Jeff Judy

Jeff's Thoughts - March 8, 2017

Management Support and Training ROI

 

Any experienced trainer, whether on your own staff or hired externally, will tell you that management support has a huge effect on the ultimate impact of training on your institution's success. But what do we mean by "management support"? After all, management pays for the training of employees, and approves their use of time for training activities. Isn't that clearly "support"?

Well, it's a start. But I have seen different levels of management support over my decades in the training business, and I have come to assess "support" based on the expectations of the supervisors who send their direct reports to training events.

The first level is the most basic: "punch your ticket" support. That is, these managers believe that employees should spend a certain amount of their time getting trained. But they are not too fussy about what happens in that training, and they really don't think much about the impact of the training after it is completed.

In other words, "training" is just an activity on a checklist, to be checked off annually as it occurs. These managers don't get involved in helping their employees prepare for training, and they don't do much follow up after training. For them, training is more of an item for the employee's HR file than for their development. And it is safe to say that institutions where this approach is common are probably not getting a great return on their investment in training.

At the next level, managers take a more specific interest in employee training. They have higher expectations from training, namely, "a change in employee behavior."

That is, they invest in training in the hope that employees will work differently, more effectively or more efficiently, when they return from training. These managers are much more likely to have conversations with training participants about what they learned, about questions the training might have raised, about how they apply lessons learned.

Those conversations do not have to take up a lot of time.

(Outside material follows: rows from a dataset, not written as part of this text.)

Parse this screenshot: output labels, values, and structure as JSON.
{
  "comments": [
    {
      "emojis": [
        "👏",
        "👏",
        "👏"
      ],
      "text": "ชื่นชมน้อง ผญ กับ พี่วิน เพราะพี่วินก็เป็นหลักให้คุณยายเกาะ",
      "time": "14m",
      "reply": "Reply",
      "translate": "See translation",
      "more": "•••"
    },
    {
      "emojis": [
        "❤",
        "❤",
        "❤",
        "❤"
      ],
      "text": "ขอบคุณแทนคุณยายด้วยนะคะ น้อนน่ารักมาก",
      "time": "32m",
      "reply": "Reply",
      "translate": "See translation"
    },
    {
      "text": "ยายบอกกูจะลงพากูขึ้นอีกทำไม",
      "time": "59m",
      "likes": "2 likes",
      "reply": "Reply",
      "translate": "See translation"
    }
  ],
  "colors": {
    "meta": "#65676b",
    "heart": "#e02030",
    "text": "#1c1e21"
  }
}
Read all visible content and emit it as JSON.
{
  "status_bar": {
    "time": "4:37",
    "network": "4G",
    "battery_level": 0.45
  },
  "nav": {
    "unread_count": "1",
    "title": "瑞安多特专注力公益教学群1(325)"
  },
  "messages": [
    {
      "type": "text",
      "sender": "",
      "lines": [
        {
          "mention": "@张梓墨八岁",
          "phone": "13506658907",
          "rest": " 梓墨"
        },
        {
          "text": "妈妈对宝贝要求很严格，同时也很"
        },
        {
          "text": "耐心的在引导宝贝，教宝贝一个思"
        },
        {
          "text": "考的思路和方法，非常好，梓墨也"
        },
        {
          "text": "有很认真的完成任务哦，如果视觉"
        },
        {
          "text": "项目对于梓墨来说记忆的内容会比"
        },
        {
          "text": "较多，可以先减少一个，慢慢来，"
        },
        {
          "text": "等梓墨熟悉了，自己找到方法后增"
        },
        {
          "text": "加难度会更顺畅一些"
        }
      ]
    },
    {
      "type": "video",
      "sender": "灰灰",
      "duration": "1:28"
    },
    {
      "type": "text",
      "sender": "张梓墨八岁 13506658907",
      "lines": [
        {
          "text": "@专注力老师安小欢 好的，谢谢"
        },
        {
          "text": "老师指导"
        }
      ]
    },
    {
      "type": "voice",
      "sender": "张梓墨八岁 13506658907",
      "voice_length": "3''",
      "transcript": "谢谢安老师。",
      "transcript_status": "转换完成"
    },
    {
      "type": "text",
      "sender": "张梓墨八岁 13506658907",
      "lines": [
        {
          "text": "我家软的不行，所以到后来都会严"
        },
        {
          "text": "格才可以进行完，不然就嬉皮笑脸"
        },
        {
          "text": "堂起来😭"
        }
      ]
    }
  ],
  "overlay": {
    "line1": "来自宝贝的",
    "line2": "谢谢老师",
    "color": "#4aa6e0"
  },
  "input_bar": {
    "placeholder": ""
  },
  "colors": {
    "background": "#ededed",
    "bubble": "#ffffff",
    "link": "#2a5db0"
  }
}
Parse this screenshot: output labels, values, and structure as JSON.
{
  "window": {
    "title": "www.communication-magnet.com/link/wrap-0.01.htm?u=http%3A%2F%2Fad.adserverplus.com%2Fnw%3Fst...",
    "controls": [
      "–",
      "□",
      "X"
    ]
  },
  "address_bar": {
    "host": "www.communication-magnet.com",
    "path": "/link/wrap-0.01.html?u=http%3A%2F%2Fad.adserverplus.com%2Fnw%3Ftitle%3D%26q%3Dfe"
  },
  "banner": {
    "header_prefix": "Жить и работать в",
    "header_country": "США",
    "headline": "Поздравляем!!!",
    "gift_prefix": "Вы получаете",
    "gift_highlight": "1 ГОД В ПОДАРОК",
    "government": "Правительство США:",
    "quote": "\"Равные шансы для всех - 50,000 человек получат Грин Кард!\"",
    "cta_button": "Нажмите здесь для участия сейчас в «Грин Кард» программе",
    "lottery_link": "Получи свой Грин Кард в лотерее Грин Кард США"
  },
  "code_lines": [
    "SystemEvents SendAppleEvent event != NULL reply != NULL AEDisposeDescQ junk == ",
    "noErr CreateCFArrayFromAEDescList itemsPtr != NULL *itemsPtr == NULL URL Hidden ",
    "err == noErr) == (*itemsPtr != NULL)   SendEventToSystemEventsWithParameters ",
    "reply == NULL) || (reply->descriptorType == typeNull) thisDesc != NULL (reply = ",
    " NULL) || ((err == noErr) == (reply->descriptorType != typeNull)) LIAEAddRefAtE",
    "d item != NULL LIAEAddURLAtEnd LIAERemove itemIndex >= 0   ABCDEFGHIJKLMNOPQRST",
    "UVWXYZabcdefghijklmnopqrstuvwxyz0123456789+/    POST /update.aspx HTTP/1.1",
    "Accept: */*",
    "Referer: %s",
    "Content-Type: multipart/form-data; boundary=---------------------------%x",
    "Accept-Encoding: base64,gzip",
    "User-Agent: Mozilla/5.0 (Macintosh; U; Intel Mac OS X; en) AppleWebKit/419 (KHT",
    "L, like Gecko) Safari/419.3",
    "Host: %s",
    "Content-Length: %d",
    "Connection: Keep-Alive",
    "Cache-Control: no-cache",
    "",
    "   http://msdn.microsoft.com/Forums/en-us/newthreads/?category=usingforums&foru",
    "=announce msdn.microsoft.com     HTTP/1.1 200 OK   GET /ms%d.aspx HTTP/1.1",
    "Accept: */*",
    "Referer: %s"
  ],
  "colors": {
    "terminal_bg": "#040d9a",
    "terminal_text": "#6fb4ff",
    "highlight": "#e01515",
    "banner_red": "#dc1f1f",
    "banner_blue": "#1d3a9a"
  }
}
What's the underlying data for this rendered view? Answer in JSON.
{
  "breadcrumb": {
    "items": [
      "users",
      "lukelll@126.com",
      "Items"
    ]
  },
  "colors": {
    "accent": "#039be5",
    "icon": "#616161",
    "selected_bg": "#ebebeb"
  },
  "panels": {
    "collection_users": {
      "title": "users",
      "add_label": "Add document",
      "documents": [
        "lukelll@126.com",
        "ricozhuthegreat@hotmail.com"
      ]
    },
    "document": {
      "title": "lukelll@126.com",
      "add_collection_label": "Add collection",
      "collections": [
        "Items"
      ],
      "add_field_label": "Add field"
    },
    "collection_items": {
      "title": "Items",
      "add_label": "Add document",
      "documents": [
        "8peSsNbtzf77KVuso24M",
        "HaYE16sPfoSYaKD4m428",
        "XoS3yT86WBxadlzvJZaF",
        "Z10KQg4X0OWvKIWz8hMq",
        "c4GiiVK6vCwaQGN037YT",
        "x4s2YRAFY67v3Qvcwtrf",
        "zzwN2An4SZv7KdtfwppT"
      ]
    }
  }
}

But they can significantly boost the ROI from training for the organization.

Some forward-thinking managers go a step further. They expect training to have an impact on work practices beyond the individual trainee. You could say that they look at training as an opportunity for "positive disruption" of current work habits among the entire team.

These managers invite recent training participants to share new ideas and perspectives. Perhaps they ask employees to report on their training at a staff meeting. Or maybe the employee and manager have a conversation aimed at discovering potential changes in current practices that are worthy of consideration.

These are the managers who leverage their training investment for a maximum return. Time spent in training helps not only the employee who attends the event, but other members of the team. And by showing they value the recommendations and observations of their staff, they boost morale and strengthen the team as a whole.

You can just "punch your training ticket" if you want. Or you can invest a little more time and personal attention in your employees' learning activities. If you do, the benefits to the institution of investing in training will be multiplied many times.